◆ Task
Show all lines containing "JSON" from the data below.

[App and web page records]
--------
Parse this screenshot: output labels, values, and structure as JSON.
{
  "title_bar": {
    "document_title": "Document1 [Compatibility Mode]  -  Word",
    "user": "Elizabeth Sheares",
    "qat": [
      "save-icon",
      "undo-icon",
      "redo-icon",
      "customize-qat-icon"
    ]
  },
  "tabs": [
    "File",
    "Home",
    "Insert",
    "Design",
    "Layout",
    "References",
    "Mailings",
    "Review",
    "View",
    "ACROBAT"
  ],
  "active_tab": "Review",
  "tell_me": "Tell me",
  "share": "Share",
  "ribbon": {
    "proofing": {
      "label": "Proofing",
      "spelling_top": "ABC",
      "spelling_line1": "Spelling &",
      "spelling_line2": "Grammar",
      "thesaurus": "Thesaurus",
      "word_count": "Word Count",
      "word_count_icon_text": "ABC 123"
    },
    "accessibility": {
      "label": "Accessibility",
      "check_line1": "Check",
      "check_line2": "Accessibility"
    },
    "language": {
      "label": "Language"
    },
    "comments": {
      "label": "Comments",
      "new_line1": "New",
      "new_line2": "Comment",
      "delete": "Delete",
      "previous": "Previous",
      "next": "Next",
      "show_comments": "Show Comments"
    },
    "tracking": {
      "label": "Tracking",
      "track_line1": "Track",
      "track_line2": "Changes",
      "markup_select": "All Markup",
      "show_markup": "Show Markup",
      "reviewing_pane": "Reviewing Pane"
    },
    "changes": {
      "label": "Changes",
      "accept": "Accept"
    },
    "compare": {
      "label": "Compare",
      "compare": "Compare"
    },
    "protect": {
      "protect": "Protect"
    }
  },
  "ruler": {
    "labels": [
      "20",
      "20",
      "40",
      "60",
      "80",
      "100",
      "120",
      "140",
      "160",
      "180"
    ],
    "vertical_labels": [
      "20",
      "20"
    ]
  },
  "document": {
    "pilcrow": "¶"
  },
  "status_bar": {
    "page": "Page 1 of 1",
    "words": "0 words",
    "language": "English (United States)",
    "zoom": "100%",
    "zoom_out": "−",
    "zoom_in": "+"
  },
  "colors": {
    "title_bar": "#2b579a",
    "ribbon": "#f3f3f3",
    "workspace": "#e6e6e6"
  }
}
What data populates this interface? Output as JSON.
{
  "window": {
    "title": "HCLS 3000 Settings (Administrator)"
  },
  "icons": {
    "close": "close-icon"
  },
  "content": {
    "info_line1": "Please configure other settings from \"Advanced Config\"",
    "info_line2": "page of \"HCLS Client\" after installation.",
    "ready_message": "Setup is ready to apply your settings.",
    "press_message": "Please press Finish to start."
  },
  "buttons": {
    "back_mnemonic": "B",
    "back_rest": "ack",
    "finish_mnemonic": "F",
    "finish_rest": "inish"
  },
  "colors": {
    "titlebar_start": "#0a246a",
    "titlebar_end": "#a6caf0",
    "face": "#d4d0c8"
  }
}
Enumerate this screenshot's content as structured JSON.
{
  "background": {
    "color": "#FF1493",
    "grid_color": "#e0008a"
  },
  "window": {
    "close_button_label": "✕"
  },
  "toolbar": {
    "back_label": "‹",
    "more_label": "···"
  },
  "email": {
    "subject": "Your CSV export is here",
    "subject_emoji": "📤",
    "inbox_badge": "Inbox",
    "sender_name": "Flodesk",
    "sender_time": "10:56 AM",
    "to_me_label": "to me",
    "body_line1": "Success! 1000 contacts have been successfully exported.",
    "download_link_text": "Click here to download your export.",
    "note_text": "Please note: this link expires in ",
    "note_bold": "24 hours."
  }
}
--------
◆ Task output
Parse this screenshot: output labels, values, and structure as JSON.
What data populates this interface? Output as JSON.
Enumerate this screenshot's content as structured JSON.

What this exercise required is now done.